Conservative white Democrats, who still control most of the leadership posts in the Georgia House, initially went along with Perdue's plans for a referendum. At the end of the legislative session in April, however, the black legislative caucus persuaded Speaker Terry Coleman, who is white, to switch his vote and support a choice of flags, but not one that includes a prominent Confederate insignia. Coleman brought several white Democrats along with him, all but guaranteeing serious flagger opposition in 2004. The flaggers have already been active in Coleman's district and those of other white Democrats, vowing they'll get their revenge at the polls.
The episode presented a classic example of the tensions that surround the Democratic Party right now in Southern politics. In voting against the Confederate flag design, Coleman and other white Democrats knew they were guaranteeing themselves unwanted trouble next year. But had they voted the other way, they would have opened a rift within their own caucus, where black legislators constitute more than one-third of the membership. In making the choice to side with them, Coleman strengthened his position as party leader but may have jeopardized his own House seat, and perhaps enough others to threaten the shaky Democratic majority in the chamber.
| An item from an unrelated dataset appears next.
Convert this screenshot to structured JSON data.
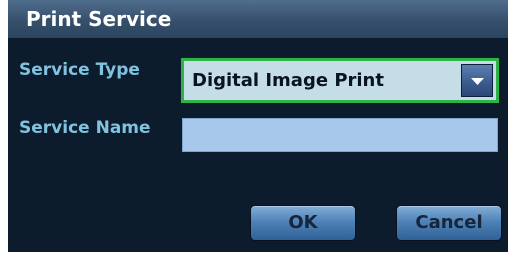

"Up until this last election, you had a curious coalition that lasted for 40 years, of rural whites and urban blacks who maintained a Democratic majority," says Bill Shipp, editor of a newsletter on Georgia politics. He predicts Democrats will lose that majority in 2004 or, at the latest, 2006. Shipp thinks the flag issue, symbolic though it may be, has the potency to switch the necessary number of votes in rural areas. As for the remaining rural white Democratic legislators, he has a two-word description for them. "They're dinosaurs," Shipp says.